The traditional American hymn to life in the wilds of the West talks about a home “where seldom is heard, a discouraging word, and the skies are not cloudy all day.”
It’s the kind of life that many city folks dream about, but never get to experience.
Lisa Bergeron had that dream, and five years ago she found just the place, 12 miles west of DeKalb on Rich Road, plus a couple more miles on gravel roads.
It isn’t quite the edge of the world, but if you consider Ogle County not far from it, she is pretty close to the county line.
Her job takes her back to Sycamore Road in the former Monsanto building, where she works as a grant writer for Northern Illinois University. But once she gets home to her small acreage and large yellow farmhouse, you’d never know she has two master’s degrees and is also an adjunct professor.
Bergeron reminds me of a 21st century Annie Glidden, another “pioneer woman” who was highly educated, could mix with people from all walks of life, but loved her farm and life in the country.
Lisa comes by it naturally, as her grandparents farmed south of DeKalb. She still has her grandmother’s large fountain running in her spacious, but well landscaped, back yard.
Living somewhat distant from her friends, she still finds them willing to make the trek out there to enjoy a summer bonfire, do some target shooting or archery practice, and even volunteering to mow her acres of lawn with a riding mower.
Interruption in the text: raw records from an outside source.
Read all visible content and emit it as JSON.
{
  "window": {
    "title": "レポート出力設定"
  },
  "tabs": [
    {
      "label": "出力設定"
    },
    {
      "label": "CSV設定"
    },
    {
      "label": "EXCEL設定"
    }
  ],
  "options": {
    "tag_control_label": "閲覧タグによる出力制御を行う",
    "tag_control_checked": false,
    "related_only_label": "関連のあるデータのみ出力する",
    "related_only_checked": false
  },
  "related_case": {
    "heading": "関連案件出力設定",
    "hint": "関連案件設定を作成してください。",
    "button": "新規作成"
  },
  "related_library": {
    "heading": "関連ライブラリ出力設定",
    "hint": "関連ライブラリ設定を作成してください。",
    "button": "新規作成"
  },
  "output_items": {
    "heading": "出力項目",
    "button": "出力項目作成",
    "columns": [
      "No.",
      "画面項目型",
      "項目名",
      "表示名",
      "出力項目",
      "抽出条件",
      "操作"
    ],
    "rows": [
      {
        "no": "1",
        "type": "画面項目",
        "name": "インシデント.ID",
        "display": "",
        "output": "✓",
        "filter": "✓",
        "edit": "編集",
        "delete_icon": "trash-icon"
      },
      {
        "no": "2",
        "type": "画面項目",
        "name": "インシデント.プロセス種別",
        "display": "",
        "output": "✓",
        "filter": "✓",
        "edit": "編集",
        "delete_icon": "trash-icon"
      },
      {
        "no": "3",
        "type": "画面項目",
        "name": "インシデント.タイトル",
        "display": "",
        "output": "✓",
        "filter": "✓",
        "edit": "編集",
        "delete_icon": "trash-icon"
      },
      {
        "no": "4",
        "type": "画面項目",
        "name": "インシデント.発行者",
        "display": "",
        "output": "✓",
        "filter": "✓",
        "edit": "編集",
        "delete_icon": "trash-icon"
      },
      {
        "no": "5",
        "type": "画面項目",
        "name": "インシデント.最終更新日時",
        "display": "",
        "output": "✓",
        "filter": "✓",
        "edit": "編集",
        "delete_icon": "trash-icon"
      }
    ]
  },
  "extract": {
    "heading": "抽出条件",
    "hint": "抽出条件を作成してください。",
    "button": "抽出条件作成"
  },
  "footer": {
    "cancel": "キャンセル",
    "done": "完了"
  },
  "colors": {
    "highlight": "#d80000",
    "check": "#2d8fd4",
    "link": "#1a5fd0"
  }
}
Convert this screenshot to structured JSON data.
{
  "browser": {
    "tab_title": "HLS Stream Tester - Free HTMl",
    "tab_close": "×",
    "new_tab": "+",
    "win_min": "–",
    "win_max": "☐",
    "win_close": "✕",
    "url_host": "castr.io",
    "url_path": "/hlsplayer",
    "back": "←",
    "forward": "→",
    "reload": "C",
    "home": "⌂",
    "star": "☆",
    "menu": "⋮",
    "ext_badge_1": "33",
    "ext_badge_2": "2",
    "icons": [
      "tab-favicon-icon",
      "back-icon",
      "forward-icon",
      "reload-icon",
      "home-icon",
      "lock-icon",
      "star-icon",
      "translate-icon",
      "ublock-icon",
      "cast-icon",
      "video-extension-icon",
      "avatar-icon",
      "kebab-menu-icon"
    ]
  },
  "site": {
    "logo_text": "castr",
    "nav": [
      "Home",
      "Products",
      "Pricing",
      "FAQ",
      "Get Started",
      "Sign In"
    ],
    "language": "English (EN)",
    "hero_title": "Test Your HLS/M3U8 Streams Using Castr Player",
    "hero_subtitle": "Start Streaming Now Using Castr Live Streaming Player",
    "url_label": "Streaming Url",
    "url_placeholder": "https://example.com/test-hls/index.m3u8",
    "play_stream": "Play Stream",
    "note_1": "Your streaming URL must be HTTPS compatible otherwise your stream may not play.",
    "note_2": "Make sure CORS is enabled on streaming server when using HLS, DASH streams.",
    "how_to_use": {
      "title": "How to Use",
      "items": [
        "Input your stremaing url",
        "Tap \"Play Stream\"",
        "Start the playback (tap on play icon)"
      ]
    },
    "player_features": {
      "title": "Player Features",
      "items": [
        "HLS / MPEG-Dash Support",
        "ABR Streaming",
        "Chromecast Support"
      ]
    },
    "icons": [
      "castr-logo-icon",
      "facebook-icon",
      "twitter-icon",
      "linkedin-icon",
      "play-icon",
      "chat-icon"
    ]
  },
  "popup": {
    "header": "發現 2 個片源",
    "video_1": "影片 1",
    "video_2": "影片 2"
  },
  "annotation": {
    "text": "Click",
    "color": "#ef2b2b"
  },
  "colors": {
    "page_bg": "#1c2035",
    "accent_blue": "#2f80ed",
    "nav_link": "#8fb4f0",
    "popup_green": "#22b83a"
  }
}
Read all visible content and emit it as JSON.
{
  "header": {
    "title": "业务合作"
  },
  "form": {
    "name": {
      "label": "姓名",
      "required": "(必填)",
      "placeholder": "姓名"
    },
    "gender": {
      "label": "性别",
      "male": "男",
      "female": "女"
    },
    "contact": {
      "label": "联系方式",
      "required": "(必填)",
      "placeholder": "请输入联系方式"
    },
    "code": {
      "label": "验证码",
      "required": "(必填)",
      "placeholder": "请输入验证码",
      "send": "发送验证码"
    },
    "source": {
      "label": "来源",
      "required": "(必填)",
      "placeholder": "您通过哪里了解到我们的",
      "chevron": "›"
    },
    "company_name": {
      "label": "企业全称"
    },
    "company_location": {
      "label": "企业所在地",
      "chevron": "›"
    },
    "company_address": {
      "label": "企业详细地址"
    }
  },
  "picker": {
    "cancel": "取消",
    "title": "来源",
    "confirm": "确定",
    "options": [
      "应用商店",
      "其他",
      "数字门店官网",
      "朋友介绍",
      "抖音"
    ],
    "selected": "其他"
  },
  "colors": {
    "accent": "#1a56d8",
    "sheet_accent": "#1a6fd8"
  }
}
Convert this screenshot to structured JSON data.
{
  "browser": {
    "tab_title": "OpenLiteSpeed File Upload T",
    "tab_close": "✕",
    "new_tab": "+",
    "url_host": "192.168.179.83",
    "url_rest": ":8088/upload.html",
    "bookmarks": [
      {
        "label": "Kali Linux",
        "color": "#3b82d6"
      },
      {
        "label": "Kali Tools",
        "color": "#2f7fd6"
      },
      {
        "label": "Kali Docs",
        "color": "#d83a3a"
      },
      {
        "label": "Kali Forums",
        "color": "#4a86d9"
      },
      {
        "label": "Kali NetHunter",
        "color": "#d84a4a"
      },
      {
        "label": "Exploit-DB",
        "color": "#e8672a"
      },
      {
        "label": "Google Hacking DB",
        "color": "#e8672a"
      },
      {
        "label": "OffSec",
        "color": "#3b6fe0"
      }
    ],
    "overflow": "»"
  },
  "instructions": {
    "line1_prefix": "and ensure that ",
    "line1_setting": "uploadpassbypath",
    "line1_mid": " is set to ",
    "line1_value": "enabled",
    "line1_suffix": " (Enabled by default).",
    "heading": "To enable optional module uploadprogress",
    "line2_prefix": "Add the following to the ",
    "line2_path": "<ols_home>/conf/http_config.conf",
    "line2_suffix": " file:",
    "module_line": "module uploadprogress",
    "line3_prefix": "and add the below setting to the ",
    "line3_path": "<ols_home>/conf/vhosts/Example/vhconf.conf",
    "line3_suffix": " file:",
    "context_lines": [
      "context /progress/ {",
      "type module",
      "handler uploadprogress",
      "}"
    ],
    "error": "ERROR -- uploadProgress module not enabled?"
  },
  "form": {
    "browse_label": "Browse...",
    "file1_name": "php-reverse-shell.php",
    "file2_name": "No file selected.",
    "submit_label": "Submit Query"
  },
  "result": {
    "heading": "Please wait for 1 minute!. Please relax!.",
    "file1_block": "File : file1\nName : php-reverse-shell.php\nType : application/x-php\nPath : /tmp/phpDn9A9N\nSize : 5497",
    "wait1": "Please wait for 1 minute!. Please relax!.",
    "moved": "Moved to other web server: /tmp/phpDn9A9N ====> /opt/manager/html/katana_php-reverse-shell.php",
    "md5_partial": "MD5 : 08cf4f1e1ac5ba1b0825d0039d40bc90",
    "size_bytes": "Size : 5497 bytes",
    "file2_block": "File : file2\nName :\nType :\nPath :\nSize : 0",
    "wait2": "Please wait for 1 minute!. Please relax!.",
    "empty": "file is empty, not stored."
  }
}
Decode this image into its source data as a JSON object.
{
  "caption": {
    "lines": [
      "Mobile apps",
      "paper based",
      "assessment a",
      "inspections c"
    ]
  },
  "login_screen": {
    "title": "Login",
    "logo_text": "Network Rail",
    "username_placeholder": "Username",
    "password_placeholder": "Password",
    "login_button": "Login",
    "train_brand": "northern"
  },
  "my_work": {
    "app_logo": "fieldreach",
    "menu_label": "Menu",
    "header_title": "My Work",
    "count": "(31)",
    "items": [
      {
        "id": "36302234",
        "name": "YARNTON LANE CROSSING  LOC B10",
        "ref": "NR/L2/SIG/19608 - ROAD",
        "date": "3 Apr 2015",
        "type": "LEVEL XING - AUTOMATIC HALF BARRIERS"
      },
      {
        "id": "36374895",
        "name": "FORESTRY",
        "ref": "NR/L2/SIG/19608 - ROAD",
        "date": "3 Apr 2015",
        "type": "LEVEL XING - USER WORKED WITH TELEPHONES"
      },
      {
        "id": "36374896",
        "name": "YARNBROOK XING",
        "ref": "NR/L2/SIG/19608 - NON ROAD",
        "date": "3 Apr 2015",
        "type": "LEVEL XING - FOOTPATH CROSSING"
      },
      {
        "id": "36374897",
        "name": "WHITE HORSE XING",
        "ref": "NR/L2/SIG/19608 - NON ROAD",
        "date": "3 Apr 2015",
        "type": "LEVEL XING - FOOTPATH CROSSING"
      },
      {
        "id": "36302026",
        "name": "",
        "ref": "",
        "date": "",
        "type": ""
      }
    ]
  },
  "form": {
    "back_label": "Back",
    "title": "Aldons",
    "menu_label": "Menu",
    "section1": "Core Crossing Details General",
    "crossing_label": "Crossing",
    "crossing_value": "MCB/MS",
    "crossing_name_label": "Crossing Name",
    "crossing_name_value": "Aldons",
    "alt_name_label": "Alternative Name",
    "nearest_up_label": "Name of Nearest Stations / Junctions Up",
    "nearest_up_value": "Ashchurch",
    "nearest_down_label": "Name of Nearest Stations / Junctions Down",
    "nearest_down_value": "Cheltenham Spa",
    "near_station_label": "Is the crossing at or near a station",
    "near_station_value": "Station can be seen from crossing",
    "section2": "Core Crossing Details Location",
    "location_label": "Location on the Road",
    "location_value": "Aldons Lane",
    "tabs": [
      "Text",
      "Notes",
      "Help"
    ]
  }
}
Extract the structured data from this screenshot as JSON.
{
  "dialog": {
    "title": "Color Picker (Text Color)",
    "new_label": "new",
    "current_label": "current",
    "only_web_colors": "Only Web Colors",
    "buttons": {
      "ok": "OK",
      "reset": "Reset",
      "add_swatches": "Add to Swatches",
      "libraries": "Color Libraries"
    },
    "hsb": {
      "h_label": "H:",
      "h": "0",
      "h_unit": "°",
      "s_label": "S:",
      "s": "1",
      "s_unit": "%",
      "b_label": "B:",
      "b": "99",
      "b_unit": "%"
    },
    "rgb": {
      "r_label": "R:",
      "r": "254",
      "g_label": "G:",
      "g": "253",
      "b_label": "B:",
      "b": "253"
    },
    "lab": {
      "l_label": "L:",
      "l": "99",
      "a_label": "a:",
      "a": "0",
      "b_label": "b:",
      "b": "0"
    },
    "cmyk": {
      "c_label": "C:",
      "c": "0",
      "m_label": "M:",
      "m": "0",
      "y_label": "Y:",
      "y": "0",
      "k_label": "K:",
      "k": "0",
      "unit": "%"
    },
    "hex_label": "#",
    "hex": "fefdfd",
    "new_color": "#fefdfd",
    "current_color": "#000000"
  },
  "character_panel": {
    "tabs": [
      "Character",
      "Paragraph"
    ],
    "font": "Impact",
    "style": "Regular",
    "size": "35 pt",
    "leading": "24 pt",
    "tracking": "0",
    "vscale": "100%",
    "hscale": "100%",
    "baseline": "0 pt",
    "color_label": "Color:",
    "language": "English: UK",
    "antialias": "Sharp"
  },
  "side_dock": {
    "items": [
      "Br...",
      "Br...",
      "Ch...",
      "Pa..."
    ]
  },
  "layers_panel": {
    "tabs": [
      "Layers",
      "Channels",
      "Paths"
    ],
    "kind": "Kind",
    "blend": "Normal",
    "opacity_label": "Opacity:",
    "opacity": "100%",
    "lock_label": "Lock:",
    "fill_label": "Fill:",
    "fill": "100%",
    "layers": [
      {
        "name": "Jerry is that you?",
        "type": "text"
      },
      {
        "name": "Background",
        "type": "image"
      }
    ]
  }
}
Sort of reminds me the way Tom Sawyer got his buddies to whitewash the fence for him by telling them how much fun it could be.
She does not find the rural life lonely, surrounded by three big dogs, friendly neighbors, one of whom is a second cousin who farms the land around her farmette, and lots of wildlife. She can hear the coyotes howl at night, and sees lots of deer, foxes, rabbits, ground squirrels, and the dreaded badgers. She decided to buy a shotgun to keep the badgers from getting into a scrap with her dogs, since the dogs would lose that battle.
A self-taught “handyperson,” she relishes tackling large renovation projects, like the rundown farmhouse she purchased. Carpentry and other interior redecorating are just enjoyable hobbies to her.
Asked what is most different from living in town, she mentioned having a 183-foot deep well, septic system, generator for those inevitable power outages, and two liquid petroleum fireplaces to keep her warm when the electricity is off. Then there are those four-foot snow drifts that pile up at the end of the lane.
But it’s all a labor of love. Bergeron’s plan is for this also to be her retirement home in 20 years, and maybe by then she will have the house all finished the way she wants it.
Way out there “where the deer and the antelope play.”
• Barry Schrader can be reached via email at firstname.lastname@example.org or at P.O. Box 851, DeKalb, IL. 60115. His column appears every other Tuesday.